Team Scores With Mobile App and Digital Publishing

By Samuel Greengard Print this article Print
Mobile app and digital publishing

The Buffalo Bills use a mobile app and advanced digital publishing methods to provide an interactive experience for fans, boosting their engagement levels.

For a professional sports team, connecting to fans and keeping them engaged is critical. However, the challenges associated with delivering highly relevant content in today's fast-paced world are challenging.

One organization looking to avoid a fumble is the Buffalo Bills of the National Football League.
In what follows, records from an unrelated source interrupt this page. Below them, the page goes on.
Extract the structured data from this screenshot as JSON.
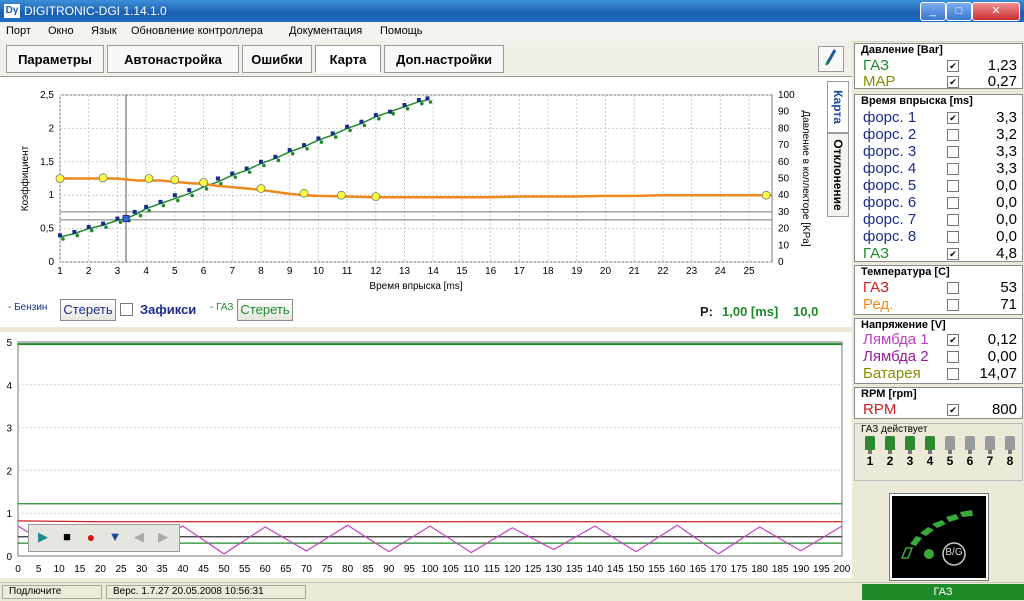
{
  "window": {
    "icon_text": "Dγ",
    "title": "DIGITRONIC-DGI    1.14.1.0",
    "btn_minimize": "_",
    "btn_restore": "□",
    "btn_close": "✕"
  },
  "menu": [
    "Порт",
    "Окно",
    "Язык",
    "Обновление контроллера",
    "Документация",
    "Помощь"
  ],
  "tabs": [
    "Параметры",
    "Автонастройка",
    "Ошибки",
    "Карта",
    "Доп.настройки"
  ],
  "active_tab": "Карта",
  "side_tabs": {
    "map": "Карта",
    "deviation": "Отклонение"
  },
  "map_controls": {
    "benzin_label": "- Бензин",
    "clear1": "Стереть",
    "fix_label": "Зафикси",
    "gas_label": "- ГАЗ",
    "clear2": "Стереть",
    "p_label": "P:",
    "p_value": "1,00 [ms]",
    "p_value2": "10,0"
  },
  "colors": {
    "gas_green": "#1e8a2a",
    "orange": "#ee8a1c",
    "navy": "#1b2d8c",
    "magenta": "#c23ec2",
    "red": "#c82020",
    "olive": "#8a8a00"
  },
  "chart_data": [
    {
      "type": "scatter",
      "xlabel": "Время впрыска [ms]",
      "ylabel": "Коэффициент",
      "y2label": "Давление в коллекторе [KPa]",
      "xlim": [
        1,
        25.8
      ],
      "ylim": [
        0,
        2.5
      ],
      "y2lim": [
        0,
        100
      ],
      "xticks": [
        1,
        2,
        3,
        4,
        5,
        6,
        7,
        8,
        9,
        10,
        11,
        12,
        13,
        14,
        15,
        16,
        17,
        18,
        19,
        20,
        21,
        22,
        23,
        24,
        25
      ],
      "yticks": [
        "0",
        "0,5",
        "1",
        "1,5",
        "2",
        "2,5"
      ],
      "y2ticks": [
        0,
        10,
        20,
        30,
        40,
        50,
        60,
        70,
        80,
        90,
        100
      ],
      "grid": true,
      "cursor_x": 3.3,
      "coef_curve": {
        "x": [
          1,
          2,
          3,
          3.7,
          4.5,
          5,
          5.5,
          6,
          6.5,
          7,
          7.5,
          8,
          9,
          9.5,
          10,
          11,
          12,
          13,
          14,
          15,
          16,
          17,
          18,
          19,
          20,
          21,
          22,
          22.5,
          23,
          24,
          25,
          25.8
        ],
        "y": [
          1.25,
          1.25,
          1.25,
          1.22,
          1.22,
          1.2,
          1.18,
          1.17,
          1.14,
          1.12,
          1.1,
          1.08,
          1.02,
          1.0,
          0.99,
          0.98,
          0.97,
          0.97,
          0.97,
          0.97,
          0.97,
          0.98,
          0.98,
          0.98,
          0.99,
          0.99,
          1.0,
          1.0,
          1.0,
          1.0,
          1.0,
          1.0
        ]
      },
      "coef_markers": {
        "x": [
          1,
          2.5,
          4.1,
          5,
          6,
          8,
          9.5,
          10.8,
          12,
          25.6
        ],
        "y": [
          1.25,
          1.26,
          1.25,
          1.23,
          1.19,
          1.1,
          1.03,
          1.0,
          0.98,
          1.0
        ]
      },
      "gas_points": {
        "x": [
          1,
          1.5,
          2,
          2.5,
          3,
          3.3,
          3.7,
          4,
          4.5,
          5,
          5.5,
          6,
          6.5,
          7,
          7.5,
          8,
          8.5,
          9,
          9.5,
          10,
          10.5,
          11,
          11.5,
          12,
          12.5,
          13,
          13.5,
          13.8
        ],
        "y": [
          15,
          17,
          20,
          22,
          25,
          26,
          29,
          32,
          35,
          38,
          41,
          45,
          48,
          52,
          55,
          59,
          62,
          66,
          69,
          73,
          76,
          80,
          83,
          87,
          90,
          93,
          96,
          97
        ]
      },
      "benzin_points": {
        "x": [
          1,
          1.5,
          2,
          2.5,
          3,
          3.3,
          3.6,
          4,
          4.5,
          5,
          5.5,
          6,
          6.5,
          7,
          7.5,
          8,
          8.5,
          9,
          9.5,
          10,
          10.5,
          11,
          11.5,
          12,
          12.5,
          13,
          13.5,
          13.8
        ],
        "y": [
          16,
          18,
          21,
          23,
          26,
          27,
          30,
          33,
          36,
          40,
          43,
          46,
          50,
          53,
          56,
          60,
          63,
          67,
          70,
          74,
          77,
          81,
          84,
          88,
          90,
          94,
          97,
          98
        ]
      }
    },
    {
      "type": "line",
      "xticks": [
        0,
        5,
        10,
        15,
        20,
        25,
        30,
        35,
        40,
        45,
        50,
        55,
        60,
        65,
        70,
        75,
        80,
        85,
        90,
        95,
        100,
        105,
        110,
        115,
        120,
        125,
        130,
        135,
        140,
        145,
        150,
        155,
        160,
        165,
        170,
        175,
        180,
        185,
        190,
        195,
        200
      ],
      "yticks": [
        0,
        1,
        2,
        3,
        4,
        5
      ],
      "xlim": [
        0,
        200
      ],
      "ylim": [
        0,
        5
      ],
      "series": [
        {
          "color": "#1e8a2a",
          "values": [
            4.95,
            4.95,
            4.95,
            4.95,
            4.95,
            4.95,
            4.95,
            4.95,
            4.95,
            4.95,
            4.95
          ]
        },
        {
          "color": "#1e8a2a",
          "values": [
            1.22,
            1.22,
            1.22,
            1.22,
            1.22,
            1.22,
            1.22,
            1.22,
            1.22,
            1.22,
            1.22
          ]
        },
        {
          "color": "#c82020",
          "values": [
            0.82,
            0.8,
            0.8,
            0.8,
            0.8,
            0.8,
            0.8,
            0.8,
            0.8,
            0.8,
            0.8
          ]
        },
        {
          "color": "#333333",
          "values": [
            0.45,
            0.45,
            0.45,
            0.45,
            0.45,
            0.45,
            0.45,
            0.45,
            0.45,
            0.45,
            0.45
          ]
        },
        {
          "color": "#1e8a2a",
          "values": [
            0.3,
            0.3,
            0.3,
            0.3,
            0.3,
            0.3,
            0.3,
            0.3,
            0.3,
            0.3,
            0.3
          ]
        },
        {
          "color": "#c23ec2",
          "values": [
            0.7,
            0.1,
            0.65,
            0.15,
            0.7,
            0.05,
            0.68,
            0.12,
            0.72,
            0.1,
            0.7,
            0.08,
            0.66,
            0.15,
            0.7,
            0.1,
            0.72,
            0.05,
            0.68,
            0.12,
            0.7
          ]
        }
      ]
    }
  ],
  "playback": [
    "▶",
    "■",
    "●",
    "▼",
    "◀",
    "▶"
  ],
  "right_panel": {
    "pressure": {
      "title": "Давление [Bar]",
      "rows": [
        {
          "label": "ГАЗ",
          "checked": true,
          "value": "1,23",
          "color": "#1e8a2a"
        },
        {
          "label": "MAP",
          "checked": true,
          "value": "0,27",
          "color": "#8a8a00"
        }
      ]
    },
    "injection": {
      "title": "Время впрыска [ms]",
      "rows": [
        {
          "label": "форс. 1",
          "checked": true,
          "value": "3,3",
          "color": "#1b2d8c"
        },
        {
          "label": "форс. 2",
          "checked": false,
          "value": "3,2",
          "color": "#1b2d8c"
        },
        {
          "label": "форс. 3",
          "checked": false,
          "value": "3,3",
          "color": "#1b2d8c"
        },
        {
          "label": "форс. 4",
          "checked": false,
          "value": "3,3",
          "color": "#1b2d8c"
        },
        {
          "label": "форс. 5",
          "checked": false,
          "value": "0,0",
          "color": "#1b2d8c"
        },
        {
          "label": "форс. 6",
          "checked": false,
          "value": "0,0",
          "color": "#1b2d8c"
        },
        {
          "label": "форс. 7",
          "checked": false,
          "value": "0,0",
          "color": "#1b2d8c"
        },
        {
          "label": "форс. 8",
          "checked": false,
          "value": "0,0",
          "color": "#1b2d8c"
        },
        {
          "label": "ГАЗ",
          "checked": true,
          "value": "4,8",
          "color": "#1e8a2a"
        }
      ]
    },
    "temperature": {
      "title": "Температура [C]",
      "rows": [
        {
          "label": "ГАЗ",
          "checked": false,
          "value": "53",
          "color": "#c82020"
        },
        {
          "label": "Ред.",
          "checked": false,
          "value": "71",
          "color": "#ee8a1c"
        }
      ]
    },
    "voltage": {
      "title": "Напряжение [V]",
      "rows": [
        {
          "label": "Лямбда 1",
          "checked": true,
          "value": "0,12",
          "color": "#c23ec2"
        },
        {
          "label": "Лямбда 2",
          "checked": false,
          "value": "0,00",
          "color": "#9a1a9a"
        },
        {
          "label": "Батарея",
          "checked": false,
          "value": "14,07",
          "color": "#8a8a00"
        }
      ]
    },
    "rpm": {
      "title": "RPM [rpm]",
      "rows": [
        {
          "label": "RPM",
          "checked": true,
          "value": "800",
          "color": "#c82020"
        }
      ]
    },
    "gas_active": {
      "title": "ГАЗ действует",
      "injectors": [
        {
          "n": "1",
          "active": true
        },
        {
          "n": "2",
          "active": true
        },
        {
          "n": "3",
          "active": true
        },
        {
          "n": "4",
          "active": true
        },
        {
          "n": "5",
          "active": false
        },
        {
          "n": "6",
          "active": false
        },
        {
          "n": "7",
          "active": false
        },
        {
          "n": "8",
          "active": false
        }
      ]
    },
    "switch_label": "B/G",
    "status_mode": "ГАЗ"
  },
  "status": {
    "connect": "Подлючите",
    "version": "Верс. 1.7.27   20.05.2008   10:56:31"
  }
}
The team has turned to a mobile app and a digital publishing platform to introduce a highly interactive experience for fans, including rosters, in-depth animated charts, behind-the-scenes team videos, and live images and galleries of players—including showing them warming up prior to a game.

In 2012, Aaron La Porta, graphic designer and developer for the Bills, recognized a need to introduce "a brand engagement-style app that could take the user experience to another level." Although the Bills already had a more basic information and newsfeed app available, "We wanted to create content that would take a deep dive into game day and an upcoming opponent."

In addition, team executives wanted to make the content available on a tablet. "The idea was to introduce a second screen for those watching the games at home," he notes. The app, Bills Touch, launched on the iOS and Android platforms in 2013 and is now available for the Microsoft Surface as well.

Every week during the season, the Bills push out updates. The content is sent out in a folio format that makes it look like a new issue of a magazine.

"We deliver the content to the device automatically, and the recipient receives a badge or alert that the new issue is available," La Porta says. "They can then browse through the content at their leisure."

The Adobe DPS platform allows the designers to incorporate diverse elements—including HTML, HTML 5 and JavaScript—encode video and generate content on the fly. "A fan may look at the content and think it required a lot of time to produce, but we can generate it quickly," he says.

The team also has access to built-in analytics that provides insights into which tools and content fans are using, how much time they're spending on a particular page or video, and how they behave on different devices. The analytics enables the organization to understand when fans view content, which enables La Porta and his design team to push content development deadlines later in the week. "When we understood that peak viewing was taking place on Saturday and Sunday mornings, we were able to spend more time and develop even better content," he explains.

Over the coming months, the team is looking to ratchet up the capabilities further by adding sponsored articles and sections that will offset costs and generate revenue.

The team has scored big with the app. Over the last year, viewership has doubled, La Porta reports. "It is important for fans to view us as an innovative team and an innovative brand," he says.

"Although they are going to follow us and watch the games with or without an app, we want to create a more interactive and involved experience. That helps drive engagement and, ultimately, the success of the team from a business perspective."

This article was originally published on 2015-04-16
eWeek eWeek

Have the latest technology news and resources emailed to you everyday.